Size matters: Effects of vegetation plot size on larval mosquito predators
Jennifer Henke, firstname.lastname@example.org and William E. Walton, email@example.com. University of California - Riverside, Department of Entomology, Department of Entomology, University of California Riverside, Riverside, CA
Created wetlands are often planted with vegetation, creating microhabitats suitable for the production of large numbers of mosquitoes. Previous studies have found that wider bands of vegetation reduce the efficacy of Gambusia affinis, the mosquitofish, to control larval mosquito populations. This study examines the effects of vegetation patch size on two other predators of larval mosquitoes, backswimmers (Hemiptera: Notonectidae) and arroyo chubs (Gila orcutti). The arroyo chub was chosen since it is native to southern California with a capacity to control larval mosquitoes, and is a species of special concern due to urbanization and to competition with introduced fish. Twelve ponds at the UC Riverside Agricultural Experiment Station received additions of Schoenoplectus californicus in one of two arrangements such that 12 0.1m2 (or single plant) plots, 4 0.4 m2 (or four plant) plots, and 2 0.9 m2 (or nine plant) plots were present. All twelve ponds received additions of Notonecta. Six ponds received additions of 30g of G. orcutti. Samples taken through April show that ponds with fish have significantly fewer larval mosquitoes than ponds with fish (p=0.0570). While there was not a significant fish X vegetation plot size interaction, the 0.4 m2 consistently had more mosquitoes than the 0.1 m2 plots, though neither significantly differed from the largest plots. Samples were taken throughout the summer and are currently being sorted to ensure seasonal control of larval mosquitoes.

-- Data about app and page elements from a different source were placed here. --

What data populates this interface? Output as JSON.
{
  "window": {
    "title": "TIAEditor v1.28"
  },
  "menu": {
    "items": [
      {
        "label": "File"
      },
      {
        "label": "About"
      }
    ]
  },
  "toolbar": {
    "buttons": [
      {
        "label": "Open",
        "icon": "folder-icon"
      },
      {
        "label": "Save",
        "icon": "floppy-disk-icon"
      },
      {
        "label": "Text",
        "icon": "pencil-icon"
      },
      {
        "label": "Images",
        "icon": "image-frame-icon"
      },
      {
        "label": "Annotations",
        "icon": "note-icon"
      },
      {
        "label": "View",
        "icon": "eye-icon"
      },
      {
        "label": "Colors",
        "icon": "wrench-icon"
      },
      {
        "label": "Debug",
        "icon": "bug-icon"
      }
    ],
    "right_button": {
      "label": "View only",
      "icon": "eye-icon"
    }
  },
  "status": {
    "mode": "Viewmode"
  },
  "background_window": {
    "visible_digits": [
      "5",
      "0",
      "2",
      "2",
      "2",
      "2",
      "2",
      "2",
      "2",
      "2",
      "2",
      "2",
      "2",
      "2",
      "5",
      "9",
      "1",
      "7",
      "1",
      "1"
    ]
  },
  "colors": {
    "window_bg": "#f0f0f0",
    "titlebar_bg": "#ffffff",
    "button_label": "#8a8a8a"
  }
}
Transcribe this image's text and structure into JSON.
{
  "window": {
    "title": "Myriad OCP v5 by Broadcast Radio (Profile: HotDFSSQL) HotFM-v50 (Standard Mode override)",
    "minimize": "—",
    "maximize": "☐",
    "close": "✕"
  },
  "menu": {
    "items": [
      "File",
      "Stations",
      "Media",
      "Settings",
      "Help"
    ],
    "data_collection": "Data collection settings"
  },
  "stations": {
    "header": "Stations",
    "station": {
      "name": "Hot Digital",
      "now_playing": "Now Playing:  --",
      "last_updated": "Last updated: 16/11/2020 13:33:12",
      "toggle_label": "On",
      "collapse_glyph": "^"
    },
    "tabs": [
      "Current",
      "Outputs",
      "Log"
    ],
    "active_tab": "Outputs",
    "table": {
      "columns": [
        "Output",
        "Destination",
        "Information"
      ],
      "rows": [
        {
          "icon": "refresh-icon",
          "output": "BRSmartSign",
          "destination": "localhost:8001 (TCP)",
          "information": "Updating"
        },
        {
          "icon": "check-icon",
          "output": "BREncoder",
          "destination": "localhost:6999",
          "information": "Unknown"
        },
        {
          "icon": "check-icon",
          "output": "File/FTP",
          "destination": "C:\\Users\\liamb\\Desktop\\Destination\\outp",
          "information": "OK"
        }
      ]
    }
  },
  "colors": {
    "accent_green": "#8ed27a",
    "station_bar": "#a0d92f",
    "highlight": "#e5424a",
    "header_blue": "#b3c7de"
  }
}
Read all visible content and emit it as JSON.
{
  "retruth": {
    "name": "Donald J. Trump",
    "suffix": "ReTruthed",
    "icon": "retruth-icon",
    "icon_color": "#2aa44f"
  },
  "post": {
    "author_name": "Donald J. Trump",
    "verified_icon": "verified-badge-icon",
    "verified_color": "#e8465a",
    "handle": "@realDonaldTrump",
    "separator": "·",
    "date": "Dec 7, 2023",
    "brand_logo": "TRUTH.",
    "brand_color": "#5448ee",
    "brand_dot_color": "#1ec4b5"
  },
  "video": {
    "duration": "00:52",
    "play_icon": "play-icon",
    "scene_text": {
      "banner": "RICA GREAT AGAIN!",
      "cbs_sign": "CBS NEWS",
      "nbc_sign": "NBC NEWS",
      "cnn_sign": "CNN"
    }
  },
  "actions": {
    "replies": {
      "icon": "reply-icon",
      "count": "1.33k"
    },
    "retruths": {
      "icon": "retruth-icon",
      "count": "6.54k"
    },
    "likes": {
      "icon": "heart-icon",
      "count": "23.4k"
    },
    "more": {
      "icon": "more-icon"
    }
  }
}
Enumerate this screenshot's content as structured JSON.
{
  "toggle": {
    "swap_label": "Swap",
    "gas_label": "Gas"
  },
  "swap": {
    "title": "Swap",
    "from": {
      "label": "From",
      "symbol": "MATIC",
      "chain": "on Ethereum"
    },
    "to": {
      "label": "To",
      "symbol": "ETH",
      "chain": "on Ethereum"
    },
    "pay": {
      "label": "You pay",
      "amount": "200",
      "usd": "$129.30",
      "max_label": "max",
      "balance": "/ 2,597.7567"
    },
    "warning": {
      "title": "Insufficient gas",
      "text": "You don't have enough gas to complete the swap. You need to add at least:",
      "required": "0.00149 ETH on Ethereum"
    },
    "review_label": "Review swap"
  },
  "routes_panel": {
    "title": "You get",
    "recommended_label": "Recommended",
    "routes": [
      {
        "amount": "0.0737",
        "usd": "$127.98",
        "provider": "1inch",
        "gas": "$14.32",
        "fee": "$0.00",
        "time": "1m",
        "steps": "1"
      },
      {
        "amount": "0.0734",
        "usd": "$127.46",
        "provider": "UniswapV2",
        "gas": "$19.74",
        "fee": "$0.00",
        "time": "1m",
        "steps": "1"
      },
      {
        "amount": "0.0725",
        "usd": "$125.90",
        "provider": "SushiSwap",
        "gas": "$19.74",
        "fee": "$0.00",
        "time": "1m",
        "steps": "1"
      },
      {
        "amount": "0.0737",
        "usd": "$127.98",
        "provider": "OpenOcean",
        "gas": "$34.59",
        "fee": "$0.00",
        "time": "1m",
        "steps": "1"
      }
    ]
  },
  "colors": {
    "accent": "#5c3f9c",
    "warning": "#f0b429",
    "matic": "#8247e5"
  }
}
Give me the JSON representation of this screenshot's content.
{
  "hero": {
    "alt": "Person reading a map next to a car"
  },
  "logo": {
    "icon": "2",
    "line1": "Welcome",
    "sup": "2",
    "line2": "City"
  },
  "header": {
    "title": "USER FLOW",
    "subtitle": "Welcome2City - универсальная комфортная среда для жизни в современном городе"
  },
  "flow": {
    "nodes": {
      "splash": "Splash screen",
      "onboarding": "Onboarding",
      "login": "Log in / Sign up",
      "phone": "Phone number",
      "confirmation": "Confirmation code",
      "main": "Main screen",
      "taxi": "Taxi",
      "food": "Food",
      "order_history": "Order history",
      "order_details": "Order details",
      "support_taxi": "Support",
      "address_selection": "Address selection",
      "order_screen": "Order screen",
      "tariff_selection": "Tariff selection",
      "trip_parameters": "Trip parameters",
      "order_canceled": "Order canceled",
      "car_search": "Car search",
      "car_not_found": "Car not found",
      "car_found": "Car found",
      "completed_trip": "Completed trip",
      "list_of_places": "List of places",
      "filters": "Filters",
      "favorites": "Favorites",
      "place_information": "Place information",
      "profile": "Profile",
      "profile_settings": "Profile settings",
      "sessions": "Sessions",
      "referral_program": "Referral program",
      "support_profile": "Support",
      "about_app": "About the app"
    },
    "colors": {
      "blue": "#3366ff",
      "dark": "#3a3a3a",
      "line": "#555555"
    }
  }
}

Species 1: Diptera Culicidae Culextarsalis Species 2: Diptera Culicidae Culexquinquefasciatus (southern house mosquito) Species 3: Diptera Culicidae Culexstigmatosoma